=== Begin Enclosure ===

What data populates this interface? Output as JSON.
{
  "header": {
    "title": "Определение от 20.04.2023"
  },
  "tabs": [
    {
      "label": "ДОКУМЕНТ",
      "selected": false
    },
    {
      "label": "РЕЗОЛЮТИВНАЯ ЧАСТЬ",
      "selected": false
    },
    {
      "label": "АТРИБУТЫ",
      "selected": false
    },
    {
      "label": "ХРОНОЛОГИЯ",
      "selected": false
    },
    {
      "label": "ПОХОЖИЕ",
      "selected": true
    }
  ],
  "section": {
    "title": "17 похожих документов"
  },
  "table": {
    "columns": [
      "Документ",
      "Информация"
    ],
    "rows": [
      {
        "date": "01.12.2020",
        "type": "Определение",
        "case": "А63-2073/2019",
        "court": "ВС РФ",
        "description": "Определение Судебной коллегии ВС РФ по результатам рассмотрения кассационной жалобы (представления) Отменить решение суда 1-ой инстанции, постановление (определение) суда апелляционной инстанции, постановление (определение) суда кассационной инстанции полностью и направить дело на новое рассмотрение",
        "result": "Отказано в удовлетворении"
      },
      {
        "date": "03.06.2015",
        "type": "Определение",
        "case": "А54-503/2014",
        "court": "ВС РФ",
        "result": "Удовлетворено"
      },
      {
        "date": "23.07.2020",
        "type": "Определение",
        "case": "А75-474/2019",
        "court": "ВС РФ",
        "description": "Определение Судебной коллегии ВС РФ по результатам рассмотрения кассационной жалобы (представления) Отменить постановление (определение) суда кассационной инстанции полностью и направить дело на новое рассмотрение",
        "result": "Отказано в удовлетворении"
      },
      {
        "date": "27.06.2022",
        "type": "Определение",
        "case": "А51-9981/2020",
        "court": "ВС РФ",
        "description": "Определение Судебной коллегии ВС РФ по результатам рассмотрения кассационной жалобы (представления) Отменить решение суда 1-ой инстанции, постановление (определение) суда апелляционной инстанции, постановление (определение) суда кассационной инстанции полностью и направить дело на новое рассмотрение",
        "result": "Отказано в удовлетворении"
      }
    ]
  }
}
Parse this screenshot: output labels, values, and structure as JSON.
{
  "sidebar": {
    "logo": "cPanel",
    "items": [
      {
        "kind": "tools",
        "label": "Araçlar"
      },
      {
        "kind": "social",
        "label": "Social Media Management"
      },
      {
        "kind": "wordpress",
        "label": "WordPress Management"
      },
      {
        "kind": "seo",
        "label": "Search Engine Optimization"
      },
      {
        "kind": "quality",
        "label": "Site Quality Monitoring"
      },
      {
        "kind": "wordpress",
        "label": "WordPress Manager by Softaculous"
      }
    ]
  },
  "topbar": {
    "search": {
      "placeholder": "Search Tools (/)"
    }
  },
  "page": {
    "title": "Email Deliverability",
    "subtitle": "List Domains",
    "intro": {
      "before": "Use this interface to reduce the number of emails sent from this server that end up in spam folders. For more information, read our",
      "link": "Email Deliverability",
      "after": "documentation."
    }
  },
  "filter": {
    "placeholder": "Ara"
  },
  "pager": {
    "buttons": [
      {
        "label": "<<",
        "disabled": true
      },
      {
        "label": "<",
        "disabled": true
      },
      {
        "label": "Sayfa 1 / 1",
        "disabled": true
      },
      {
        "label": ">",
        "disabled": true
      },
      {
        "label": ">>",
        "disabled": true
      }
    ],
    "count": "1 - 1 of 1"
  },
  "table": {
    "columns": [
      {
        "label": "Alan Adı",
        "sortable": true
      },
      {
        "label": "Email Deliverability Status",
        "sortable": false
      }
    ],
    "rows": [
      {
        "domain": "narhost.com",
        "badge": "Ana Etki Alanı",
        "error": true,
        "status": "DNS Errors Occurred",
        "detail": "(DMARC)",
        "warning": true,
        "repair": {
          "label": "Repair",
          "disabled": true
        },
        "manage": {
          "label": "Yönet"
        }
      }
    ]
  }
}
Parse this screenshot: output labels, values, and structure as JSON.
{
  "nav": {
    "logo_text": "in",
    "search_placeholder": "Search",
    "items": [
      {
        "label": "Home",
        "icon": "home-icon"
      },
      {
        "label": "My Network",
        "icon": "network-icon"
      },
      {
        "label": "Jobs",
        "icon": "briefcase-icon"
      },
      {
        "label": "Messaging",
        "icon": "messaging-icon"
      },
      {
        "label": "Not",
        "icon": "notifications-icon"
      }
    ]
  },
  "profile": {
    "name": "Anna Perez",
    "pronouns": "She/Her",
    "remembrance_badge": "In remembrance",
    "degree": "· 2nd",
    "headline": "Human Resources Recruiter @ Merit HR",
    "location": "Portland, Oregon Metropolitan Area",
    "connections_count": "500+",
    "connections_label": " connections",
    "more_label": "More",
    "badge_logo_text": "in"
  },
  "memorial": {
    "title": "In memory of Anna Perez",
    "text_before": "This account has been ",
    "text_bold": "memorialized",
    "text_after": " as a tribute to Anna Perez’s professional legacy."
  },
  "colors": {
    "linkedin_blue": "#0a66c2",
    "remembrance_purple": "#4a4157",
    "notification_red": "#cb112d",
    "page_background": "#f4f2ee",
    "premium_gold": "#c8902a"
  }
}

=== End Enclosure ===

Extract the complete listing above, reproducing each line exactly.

(Your solution):
What data populates this interface? Output as JSON.
{
  "header": {
    "title": "Определение от 20.04.2023"
  },
  "tabs": [
    {
      "label": "ДОКУМЕНТ",
      "selected": false
    },
    {
      "label": "РЕЗОЛЮТИВНАЯ ЧАСТЬ",
      "selected": false
    },
    {
      "label": "АТРИБУТЫ",
      "selected": false
    },
    {
      "label": "ХРОНОЛОГИЯ",
      "selected": false
    },
    {
      "label": "ПОХОЖИЕ",
      "selected": true
    }
  ],
  "section": {
    "title": "17 похожих документов"
  },
  "table": {
    "columns": [
      "Документ",
      "Информация"
    ],
    "rows": [
      {
        "date": "01.12.2020",
        "type": "Определение",
        "case": "А63-2073/2019",
        "court": "ВС РФ",
        "description": "Определение Судебной коллегии ВС РФ по результатам рассмотрения кассационной жалобы (представления) Отменить решение суда 1-ой инстанции, постановление (определение) суда апелляционной инстанции, постановление (определение) суда кассационной инстанции полностью и направить дело на новое рассмотрение",
        "result": "Отказано в удовлетворении"
      },
      {
        "date": "03.06.2015",
        "type": "Определение",
        "case": "А54-503/2014",
        "court": "ВС РФ",
        "result": "Удовлетворено"
      },
      {
        "date": "23.07.2020",
        "type": "Определение",
        "case": "А75-474/2019",
        "court": "ВС РФ",
        "description": "Определение Судебной коллегии ВС РФ по результатам рассмотрения кассационной жалобы (представления) Отменить постановление (определение) суда кассационной инстанции полностью и направить дело на новое рассмотрение",
        "result": "Отказано в удовлетворении"
      },
      {
        "date": "27.06.2022",
        "type": "Определение",
        "case": "А51-9981/2020",
        "court": "ВС РФ",
        "description": "Определение Судебной коллегии ВС РФ по результатам рассмотрения кассационной жалобы (представления) Отменить решение суда 1-ой инстанции, постановление (определение) суда апелляционной инстанции, постановление (определение) суда кассационной инстанции полностью и направить дело на новое рассмотрение",
        "result": "Отказано в удовлетворении"
      }
    ]
  }
}
Parse this screenshot: output labels, values, and structure as JSON.
{
  "sidebar": {
    "logo": "cPanel",
    "items": [
      {
        "kind": "tools",
        "label": "Araçlar"
      },
      {
        "kind": "social",
        "label": "Social Media Management"
      },
      {
        "kind": "wordpress",
        "label": "WordPress Management"
      },
      {
        "kind": "seo",
        "label": "Search Engine Optimization"
      },
      {
        "kind": "quality",
        "label": "Site Quality Monitoring"
      },
      {
        "kind": "wordpress",
        "label": "WordPress Manager by Softaculous"
      }
    ]
  },
  "topbar": {
    "search": {
      "placeholder": "Search Tools (/)"
    }
  },
  "page": {
    "title": "Email Deliverability",
    "subtitle": "List Domains",
    "intro": {
      "before": "Use this interface to reduce the number of emails sent from this server that end up in spam folders. For more information, read our",
      "link": "Email Deliverability",
      "after": "documentation."
    }
  },
  "filter": {
    "placeholder": "Ara"
  },
  "pager": {
    "buttons": [
      {
        "label": "<<",
        "disabled": true
      },
      {
        "label": "<",
        "disabled": true
      },
      {
        "label": "Sayfa 1 / 1",
        "disabled": true
      },
      {
        "label": ">",
        "disabled": true
      },
      {
        "label": ">>",
        "disabled": true
      }
    ],
    "count": "1 - 1 of 1"
  },
  "table": {
    "columns": [
      {
        "label": "Alan Adı",
        "sortable": true
      },
      {
        "label": "Email Deliverability Status",
        "sortable": false
      }
    ],
    "rows": [
      {
        "domain": "narhost.com",
        "badge": "Ana Etki Alanı",
        "error": true,
        "status": "DNS Errors Occurred",
        "detail": "(DMARC)",
        "warning": true,
        "repair": {
          "label": "Repair",
          "disabled": true
        },
        "manage": {
          "label": "Yönet"
        }
      }
    ]
  }
}
Parse this screenshot: output labels, values, and structure as JSON.
{
  "nav": {
    "logo_text": "in",
    "search_placeholder": "Search",
    "items": [
      {
        "label": "Home",
        "icon": "home-icon"
      },
      {
        "label": "My Network",
        "icon": "network-icon"
      },
      {
        "label": "Jobs",
        "icon": "briefcase-icon"
      },
      {
        "label": "Messaging",
        "icon": "messaging-icon"
      },
      {
        "label": "Not",
        "icon": "notifications-icon"
      }
    ]
  },
  "profile": {
    "name": "Anna Perez",
    "pronouns": "She/Her",
    "remembrance_badge": "In remembrance",
    "degree": "· 2nd",
    "headline": "Human Resources Recruiter @ Merit HR",
    "location": "Portland, Oregon Metropolitan Area",
    "connections_count": "500+",
    "connections_label": " connections",
    "more_label": "More",
    "badge_logo_text": "in"
  },
  "memorial": {
    "title": "In memory of Anna Perez",
    "text_before": "This account has been ",
    "text_bold": "memorialized",
    "text_after": " as a tribute to Anna Perez’s professional legacy."
  },
  "colors": {
    "linkedin_blue": "#0a66c2",
    "remembrance_purple": "#4a4157",
    "notification_red": "#cb112d",
    "page_background": "#f4f2ee",
    "premium_gold": "#c8902a"
  }
}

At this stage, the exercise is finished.